What you need to do - Search the entries below for the word "this" and copy each line that has it.

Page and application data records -
::::
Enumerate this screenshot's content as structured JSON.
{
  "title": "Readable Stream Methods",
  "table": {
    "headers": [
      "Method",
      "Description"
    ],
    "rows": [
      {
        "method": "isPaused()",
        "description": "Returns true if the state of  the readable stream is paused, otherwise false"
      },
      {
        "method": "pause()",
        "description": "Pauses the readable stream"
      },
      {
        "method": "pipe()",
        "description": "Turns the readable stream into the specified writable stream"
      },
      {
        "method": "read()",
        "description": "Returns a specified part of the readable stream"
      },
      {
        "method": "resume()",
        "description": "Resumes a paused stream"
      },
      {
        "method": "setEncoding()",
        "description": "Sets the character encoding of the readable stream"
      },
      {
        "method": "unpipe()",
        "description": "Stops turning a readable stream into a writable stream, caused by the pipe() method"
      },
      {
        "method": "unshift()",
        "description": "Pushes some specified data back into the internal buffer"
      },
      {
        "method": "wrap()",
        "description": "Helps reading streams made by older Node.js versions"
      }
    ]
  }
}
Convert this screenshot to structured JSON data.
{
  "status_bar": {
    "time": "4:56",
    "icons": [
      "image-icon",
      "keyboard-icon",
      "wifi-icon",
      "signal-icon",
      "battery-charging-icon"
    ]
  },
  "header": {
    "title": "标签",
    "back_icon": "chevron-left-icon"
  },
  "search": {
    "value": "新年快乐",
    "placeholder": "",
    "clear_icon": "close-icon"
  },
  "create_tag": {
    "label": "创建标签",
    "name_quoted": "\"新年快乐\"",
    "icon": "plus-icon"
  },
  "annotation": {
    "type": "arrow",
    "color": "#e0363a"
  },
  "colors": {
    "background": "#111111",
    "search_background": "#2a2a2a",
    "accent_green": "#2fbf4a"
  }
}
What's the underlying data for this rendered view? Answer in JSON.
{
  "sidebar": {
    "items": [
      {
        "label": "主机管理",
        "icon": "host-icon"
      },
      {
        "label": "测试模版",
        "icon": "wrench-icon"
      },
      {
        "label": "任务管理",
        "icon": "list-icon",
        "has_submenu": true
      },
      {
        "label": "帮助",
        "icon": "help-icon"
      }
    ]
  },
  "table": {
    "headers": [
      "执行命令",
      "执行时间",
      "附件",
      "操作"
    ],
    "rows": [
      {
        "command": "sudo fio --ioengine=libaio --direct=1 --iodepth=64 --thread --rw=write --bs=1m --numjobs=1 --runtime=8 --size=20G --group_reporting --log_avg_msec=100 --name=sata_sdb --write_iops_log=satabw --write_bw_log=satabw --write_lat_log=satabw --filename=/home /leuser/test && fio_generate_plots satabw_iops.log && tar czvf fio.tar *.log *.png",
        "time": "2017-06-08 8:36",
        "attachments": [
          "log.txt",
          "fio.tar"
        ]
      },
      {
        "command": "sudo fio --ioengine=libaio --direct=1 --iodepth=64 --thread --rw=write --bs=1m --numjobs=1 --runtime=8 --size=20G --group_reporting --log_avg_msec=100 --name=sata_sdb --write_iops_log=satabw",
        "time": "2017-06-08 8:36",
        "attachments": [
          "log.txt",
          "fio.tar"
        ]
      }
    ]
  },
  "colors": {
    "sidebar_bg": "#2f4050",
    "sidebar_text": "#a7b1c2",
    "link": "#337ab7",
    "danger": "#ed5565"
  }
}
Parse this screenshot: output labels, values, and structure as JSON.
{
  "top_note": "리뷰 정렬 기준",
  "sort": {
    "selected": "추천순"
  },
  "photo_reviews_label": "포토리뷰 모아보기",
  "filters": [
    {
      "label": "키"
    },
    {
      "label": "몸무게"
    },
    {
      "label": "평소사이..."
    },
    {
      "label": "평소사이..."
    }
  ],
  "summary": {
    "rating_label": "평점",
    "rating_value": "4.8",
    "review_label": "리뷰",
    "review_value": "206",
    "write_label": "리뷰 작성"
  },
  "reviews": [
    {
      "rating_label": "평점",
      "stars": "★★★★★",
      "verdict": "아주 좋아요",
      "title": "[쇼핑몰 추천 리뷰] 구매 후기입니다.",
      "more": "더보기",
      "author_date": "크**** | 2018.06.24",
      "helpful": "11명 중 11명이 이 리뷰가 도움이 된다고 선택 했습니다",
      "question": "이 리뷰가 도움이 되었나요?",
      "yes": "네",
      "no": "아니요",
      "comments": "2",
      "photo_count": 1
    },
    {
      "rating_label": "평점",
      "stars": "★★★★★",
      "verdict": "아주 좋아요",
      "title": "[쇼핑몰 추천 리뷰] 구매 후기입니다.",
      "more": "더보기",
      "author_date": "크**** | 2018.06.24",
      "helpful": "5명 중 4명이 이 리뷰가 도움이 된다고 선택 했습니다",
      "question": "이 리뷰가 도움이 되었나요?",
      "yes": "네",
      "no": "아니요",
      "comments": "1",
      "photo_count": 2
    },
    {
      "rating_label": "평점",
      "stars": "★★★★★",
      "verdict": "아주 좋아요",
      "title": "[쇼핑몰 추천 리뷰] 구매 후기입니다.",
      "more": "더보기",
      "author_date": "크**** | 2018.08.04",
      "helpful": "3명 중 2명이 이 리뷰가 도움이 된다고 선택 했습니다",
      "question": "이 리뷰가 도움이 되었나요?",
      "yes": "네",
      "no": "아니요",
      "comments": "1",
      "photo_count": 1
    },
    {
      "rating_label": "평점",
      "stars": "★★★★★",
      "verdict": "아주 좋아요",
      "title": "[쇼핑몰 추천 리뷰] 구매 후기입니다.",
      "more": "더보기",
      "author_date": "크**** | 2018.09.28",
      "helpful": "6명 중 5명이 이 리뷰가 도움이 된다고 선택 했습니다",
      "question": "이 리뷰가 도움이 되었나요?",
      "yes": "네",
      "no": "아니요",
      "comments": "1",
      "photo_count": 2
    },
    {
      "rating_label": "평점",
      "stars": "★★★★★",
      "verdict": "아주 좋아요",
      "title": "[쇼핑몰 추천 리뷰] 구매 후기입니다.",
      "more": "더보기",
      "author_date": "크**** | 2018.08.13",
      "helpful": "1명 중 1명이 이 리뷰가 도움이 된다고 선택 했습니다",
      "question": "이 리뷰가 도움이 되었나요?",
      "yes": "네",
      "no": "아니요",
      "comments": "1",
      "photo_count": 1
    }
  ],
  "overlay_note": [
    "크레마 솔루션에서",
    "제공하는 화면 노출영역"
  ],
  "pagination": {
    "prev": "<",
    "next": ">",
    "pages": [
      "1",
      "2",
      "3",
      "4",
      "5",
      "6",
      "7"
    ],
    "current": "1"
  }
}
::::
Exercise output -
Enumerate this screenshot's content as structured JSON.
Convert this screenshot to structured JSON data.
What's the underlying data for this rendered view? Answer in JSON.
Parse this screenshot: output labels, values, and structure as JSON.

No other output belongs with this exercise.